In the third-wealthiest state in the nation with the seventh-largest economy, more than a third of all households — 1.1 million — are unable to provide the basic necessities of food, housing, transportation, child care and health care;
In half of New Jersey’s 566 municipalities more than 30% of households are below ALICE’s cost-of-living threshold;
More than one in three seniors fall below ALICE’s threshold; and
In Somerset County, the ninth-richest county in America, according to Forbes magazine, more than a quarter of all households don’t meet the ALICE threshold.
The ALICE report, which stands for Asset Limited, Income Constrained and Employed, paints the picture, through personal stories from working poor families and the social service providers who help them, of people who often work 1 or 2 jobs but live just one crisis away from homelessness.
“This is no rehash of government poverty statistics. It is, instead, a disturbing look under the hood at exactly what it takes to survive in the Garden State, who can — and cannot — make ends meet.”

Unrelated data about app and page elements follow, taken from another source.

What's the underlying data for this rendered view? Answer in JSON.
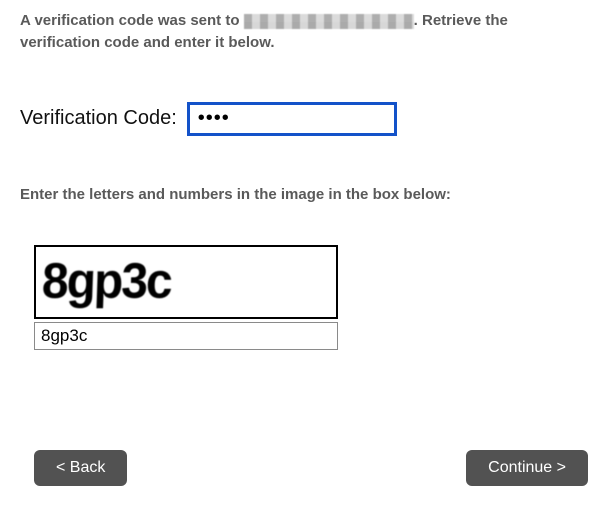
{
  "instruction": {
    "prefix": "A verification code was sent to ",
    "suffix": ". Retrieve the verification code and enter it below."
  },
  "verification": {
    "label": "Verification Code:",
    "value": "••••"
  },
  "captcha": {
    "prompt": "Enter the letters and numbers in the image in the box below:",
    "image_text": "8gp3c",
    "input_value": "8gp3c"
  },
  "buttons": {
    "back": "< Back",
    "continue": "Continue >"
  }
}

The statistics and stories are linked to Monarch Housing’s work to end homelessness in that we must be concerned not only with ending homelessness but with developing and funding innovative programs based on best practices that will end homelessness.